YouTube’s main audience is thousands of screaming teens. Having the site blocked by lots of high schools across the U.S. isn’t doing anything to help YouTube. So instead of working against high school administrators who deem most of the video site’s content unfit for an educational institution, YouTube has been working to provide schools with video content that can be censored. The new YouTube outfit is called YouTube EDU and it’s proving to be wildly popular with schools across the nation already.
Not only does the new YouTube venture make showing videos easier for teachers, but it’s proving to be an excellent way to provide students with a free educational source. Districts that are staved for funds are turning to sites like YouTube to find information and videos that truly are educational and worthy of viewing.

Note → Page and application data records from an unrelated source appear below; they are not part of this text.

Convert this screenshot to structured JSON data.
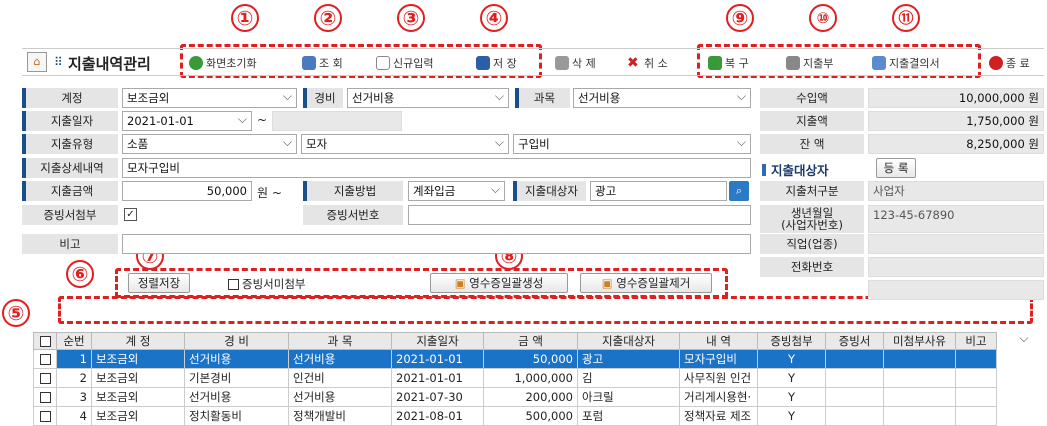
{
  "markers": [
    "①",
    "②",
    "③",
    "④",
    "⑤",
    "⑥",
    "⑦",
    "⑧",
    "⑨",
    "⑩",
    "⑪"
  ],
  "title": "지출내역관리",
  "toolbar": {
    "reset": "화면초기화",
    "search": "조 회",
    "new_entry": "신규입력",
    "save": "저 장",
    "delete": "삭 제",
    "cancel": "취 소",
    "restore": "복 구",
    "ledger": "지출부",
    "resolution": "지출결의서",
    "exit": "종 료"
  },
  "form": {
    "account_label": "계정",
    "account_value": "보조금외",
    "expense_label": "경비",
    "expense_value": "선거비용",
    "subject_label": "과목",
    "subject_value": "선거비용",
    "income_label": "수입액",
    "income_value": "10,000,000 원",
    "date_label": "지출일자",
    "date_value": "2021-01-01",
    "date_sep": "~",
    "spent_label": "지출액",
    "spent_value": "1,750,000 원",
    "type_label": "지출유형",
    "type_value1": "소품",
    "type_value2": "모자",
    "type_value3": "구입비",
    "balance_label": "잔 액",
    "balance_value": "8,250,000 원",
    "detail_label": "지출상세내역",
    "detail_value": "모자구입비",
    "payee_section": "지출대상자",
    "register_button": "등 록",
    "amount_label": "지출금액",
    "amount_value": "50,000",
    "amount_unit": "원 ~",
    "method_label": "지출방법",
    "method_value": "계좌입금",
    "target_label": "지출대상자",
    "target_value": "광고",
    "payee_type_label": "지출처구분",
    "payee_type_value": "사업자",
    "proof_label": "증빙서첨부",
    "proof_no_label": "증빙서번호",
    "birth_label": "생년월일\n(사업자번호)",
    "birth_value": "123-45-67890",
    "note_label": "비고",
    "job_label": "직업(업종)",
    "phone_label": "전화번호"
  },
  "actions": {
    "sort_save": "정렬저장",
    "no_proof": "증빙서미첨부",
    "receipt_create": "영수증일괄생성",
    "receipt_remove": "영수증일괄제거"
  },
  "table": {
    "headers": [
      "순번",
      "계 정",
      "경 비",
      "과 목",
      "지출일자",
      "금 액",
      "지출대상자",
      "내 역",
      "증빙첨부",
      "증빙서",
      "미첨부사유",
      "비고"
    ],
    "rows": [
      [
        "1",
        "보조금외",
        "선거비용",
        "선거비용",
        "2021-01-01",
        "50,000",
        "광고",
        "모자구입비",
        "Y",
        "",
        "",
        ""
      ],
      [
        "2",
        "보조금외",
        "기본경비",
        "인건비",
        "2021-01-01",
        "1,000,000",
        "김",
        "사무직원 인건",
        "Y",
        "",
        "",
        ""
      ],
      [
        "3",
        "보조금외",
        "선거비용",
        "선거비용",
        "2021-07-30",
        "200,000",
        "아크릴",
        "거리게시용현·",
        "Y",
        "",
        "",
        ""
      ],
      [
        "4",
        "보조금외",
        "정치활동비",
        "정책개발비",
        "2021-08-01",
        "500,000",
        "포럼",
        "정책자료 제조",
        "Y",
        "",
        "",
        ""
      ]
    ]
  }
}
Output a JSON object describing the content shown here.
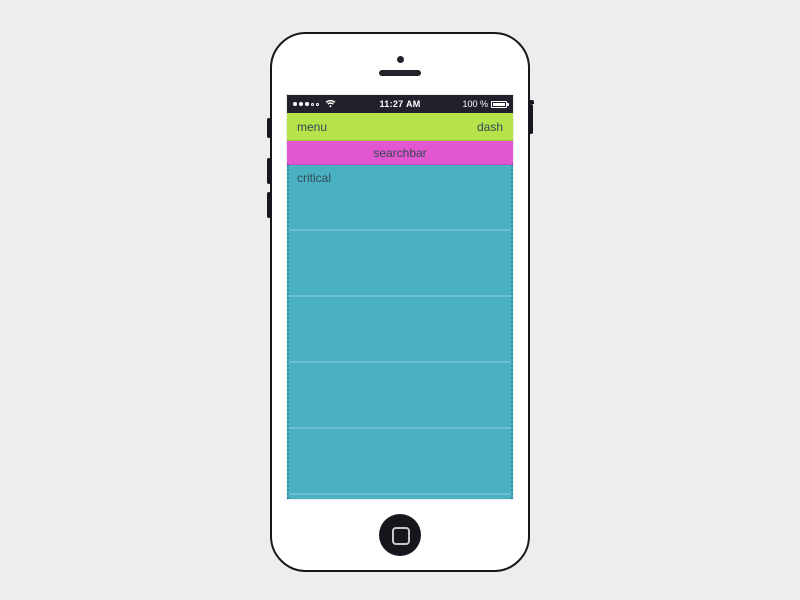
{
  "status": {
    "time": "11:27 AM",
    "battery_pct": "100 %"
  },
  "nav": {
    "menu_label": "menu",
    "dash_label": "dash"
  },
  "search": {
    "label": "searchbar"
  },
  "rows": {
    "0": "critical",
    "1": "",
    "2": "",
    "3": "",
    "4": ""
  },
  "colors": {
    "nav": "#b6e24a",
    "search": "#e257cf",
    "list": "#49b1c2",
    "status": "#20212a"
  }
}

‘’’YouTube: Educational Content, Really!’’’
Now that YouTube has created YouTube EDU, high school students across the nation are going to benefit from this creation. While, given the option, kids might not watch educational videos, there are plenty of the educational-type videos available through YouTube. All kids of science, history, and other subject-centered videos can be found on YouTube. In fact, the popular video site is even used by some professors seeking a bit of additional information.

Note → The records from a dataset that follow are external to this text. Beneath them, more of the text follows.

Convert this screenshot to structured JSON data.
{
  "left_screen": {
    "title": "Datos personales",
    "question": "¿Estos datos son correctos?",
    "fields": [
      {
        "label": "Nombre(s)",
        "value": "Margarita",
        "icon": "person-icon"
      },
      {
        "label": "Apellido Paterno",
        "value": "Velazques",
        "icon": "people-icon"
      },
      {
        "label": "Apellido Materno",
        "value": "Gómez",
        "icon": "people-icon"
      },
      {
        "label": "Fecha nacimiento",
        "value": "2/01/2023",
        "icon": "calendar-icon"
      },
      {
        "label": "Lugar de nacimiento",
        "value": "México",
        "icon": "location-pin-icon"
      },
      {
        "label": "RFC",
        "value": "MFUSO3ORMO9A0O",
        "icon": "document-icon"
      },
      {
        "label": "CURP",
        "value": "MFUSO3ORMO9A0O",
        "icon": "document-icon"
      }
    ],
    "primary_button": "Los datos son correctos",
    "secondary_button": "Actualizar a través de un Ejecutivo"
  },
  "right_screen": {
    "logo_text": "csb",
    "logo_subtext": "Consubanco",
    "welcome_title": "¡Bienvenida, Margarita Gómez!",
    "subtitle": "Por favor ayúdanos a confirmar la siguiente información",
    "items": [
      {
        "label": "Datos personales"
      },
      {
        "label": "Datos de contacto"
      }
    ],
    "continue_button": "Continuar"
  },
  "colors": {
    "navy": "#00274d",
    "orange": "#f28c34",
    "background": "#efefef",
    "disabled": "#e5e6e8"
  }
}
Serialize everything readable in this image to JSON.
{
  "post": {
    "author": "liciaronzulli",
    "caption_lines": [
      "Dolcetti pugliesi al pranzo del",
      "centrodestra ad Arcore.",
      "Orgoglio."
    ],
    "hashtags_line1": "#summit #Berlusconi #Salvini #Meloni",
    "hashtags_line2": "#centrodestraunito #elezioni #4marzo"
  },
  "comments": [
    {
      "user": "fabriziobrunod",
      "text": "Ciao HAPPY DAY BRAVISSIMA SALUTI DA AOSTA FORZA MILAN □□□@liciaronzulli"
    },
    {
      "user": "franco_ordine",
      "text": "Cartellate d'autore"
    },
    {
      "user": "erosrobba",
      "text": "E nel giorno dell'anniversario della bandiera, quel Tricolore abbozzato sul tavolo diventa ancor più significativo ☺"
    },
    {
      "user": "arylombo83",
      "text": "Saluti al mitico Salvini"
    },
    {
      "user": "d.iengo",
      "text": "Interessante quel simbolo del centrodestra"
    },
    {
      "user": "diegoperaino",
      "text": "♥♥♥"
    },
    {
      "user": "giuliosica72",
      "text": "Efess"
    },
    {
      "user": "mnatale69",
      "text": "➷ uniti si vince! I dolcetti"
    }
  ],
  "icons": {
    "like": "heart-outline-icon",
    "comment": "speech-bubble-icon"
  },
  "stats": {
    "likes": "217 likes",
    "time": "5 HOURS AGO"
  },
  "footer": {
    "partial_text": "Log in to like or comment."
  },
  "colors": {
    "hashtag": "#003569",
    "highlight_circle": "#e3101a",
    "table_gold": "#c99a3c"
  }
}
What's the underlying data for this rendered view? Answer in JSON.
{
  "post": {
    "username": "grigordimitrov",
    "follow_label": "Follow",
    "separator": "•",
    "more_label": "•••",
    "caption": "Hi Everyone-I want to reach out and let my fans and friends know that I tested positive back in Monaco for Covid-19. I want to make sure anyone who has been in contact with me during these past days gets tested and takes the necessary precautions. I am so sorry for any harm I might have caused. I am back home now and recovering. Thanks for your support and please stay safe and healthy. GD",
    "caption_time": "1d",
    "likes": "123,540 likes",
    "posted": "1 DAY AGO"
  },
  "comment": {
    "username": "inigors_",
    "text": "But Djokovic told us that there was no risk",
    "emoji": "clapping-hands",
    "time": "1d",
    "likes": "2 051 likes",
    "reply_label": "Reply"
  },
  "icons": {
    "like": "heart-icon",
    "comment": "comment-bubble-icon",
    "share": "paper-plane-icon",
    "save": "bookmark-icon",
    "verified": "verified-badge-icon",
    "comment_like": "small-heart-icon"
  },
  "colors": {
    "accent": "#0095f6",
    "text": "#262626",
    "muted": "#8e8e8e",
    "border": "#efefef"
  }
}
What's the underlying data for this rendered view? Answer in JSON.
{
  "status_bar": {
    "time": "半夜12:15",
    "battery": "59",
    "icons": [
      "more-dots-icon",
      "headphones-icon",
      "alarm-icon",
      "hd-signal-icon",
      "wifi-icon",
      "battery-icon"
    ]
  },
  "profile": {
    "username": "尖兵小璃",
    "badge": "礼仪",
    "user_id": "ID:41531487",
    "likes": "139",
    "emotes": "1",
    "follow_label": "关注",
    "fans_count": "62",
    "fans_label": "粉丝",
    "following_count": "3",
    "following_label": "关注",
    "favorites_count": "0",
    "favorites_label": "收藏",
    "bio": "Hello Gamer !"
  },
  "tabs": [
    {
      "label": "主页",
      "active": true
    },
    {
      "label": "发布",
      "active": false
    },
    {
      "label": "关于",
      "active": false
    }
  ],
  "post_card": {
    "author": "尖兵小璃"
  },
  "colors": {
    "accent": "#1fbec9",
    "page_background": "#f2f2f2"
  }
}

Teachers are also showing students videos from YouTube, and this is greatly benefiting public school districts that are currently undergoing financial strain. YouTube is, after all, a free service and not taking advantage of a free service that proves to be an excellent teaching tool for students would be a huge mistake. A number of school districts have already lifted bans on teachers using YouTube as a teaching tool, though it won’t be too long until students in many districts can access this free tool as well.

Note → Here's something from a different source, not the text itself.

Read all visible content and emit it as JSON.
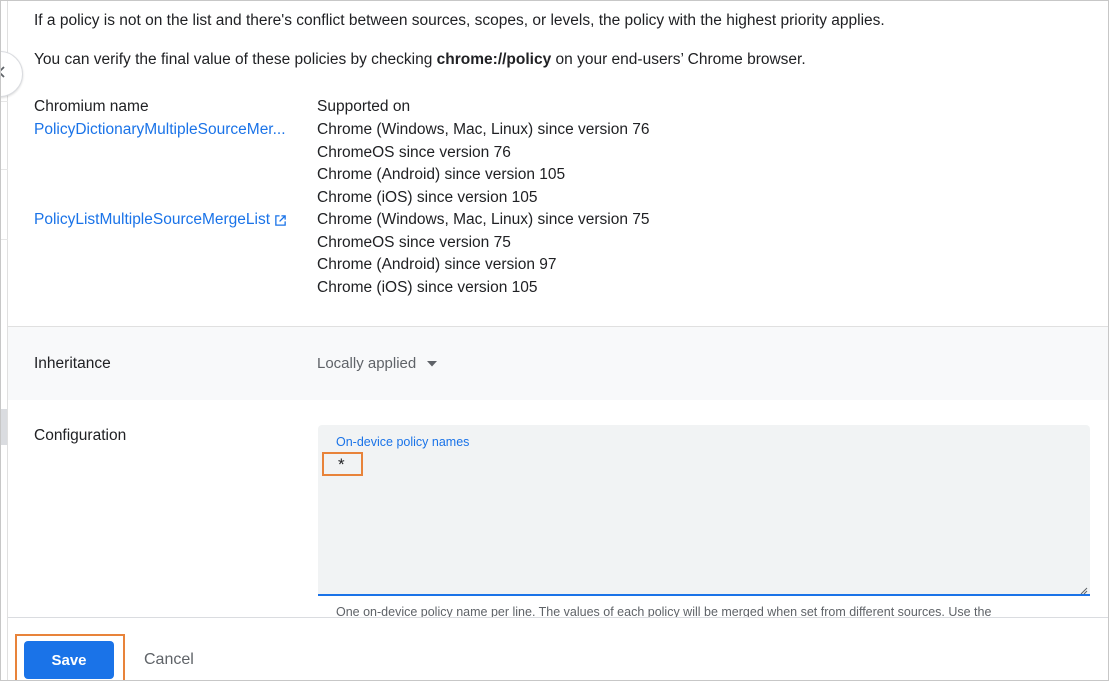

‘’’A Better Way to Show Videos’’’
Some districts didn’t ban YouTube entirely. Instead, these districts allowed teachers to use YouTube content that had been pre-approved. The problem with this type of allowance was that waiting for a YouTube video could take weeks, and often the view in-question would no longer be approved once the process was complete. For obvious reasons, this type of system simply didn’t work and few teachers bothered combing YouTube for appropriate videos.
Other teachers who felt that YouTube video was particularly educational would attempt to download that video at all costs (either by uploading it to another site or asking a student to get around the school’s restrictions according to a recent Bloomberg article titled “YouTube Subtracts Racy and Raucous to Add a Teaching Tool”). Now, with YouTube EDU, teachers can simply use the YouTube filtering process to find videos that fit within a school’s guidelines. There’s no doubt that soon all kinds of school district filtering will disappear to make way for tools that are really quite educational. The only problem now is how are students going to cite information taken from YouTube? Presumably, this is a citation problem that the MLA will have to start working on soon!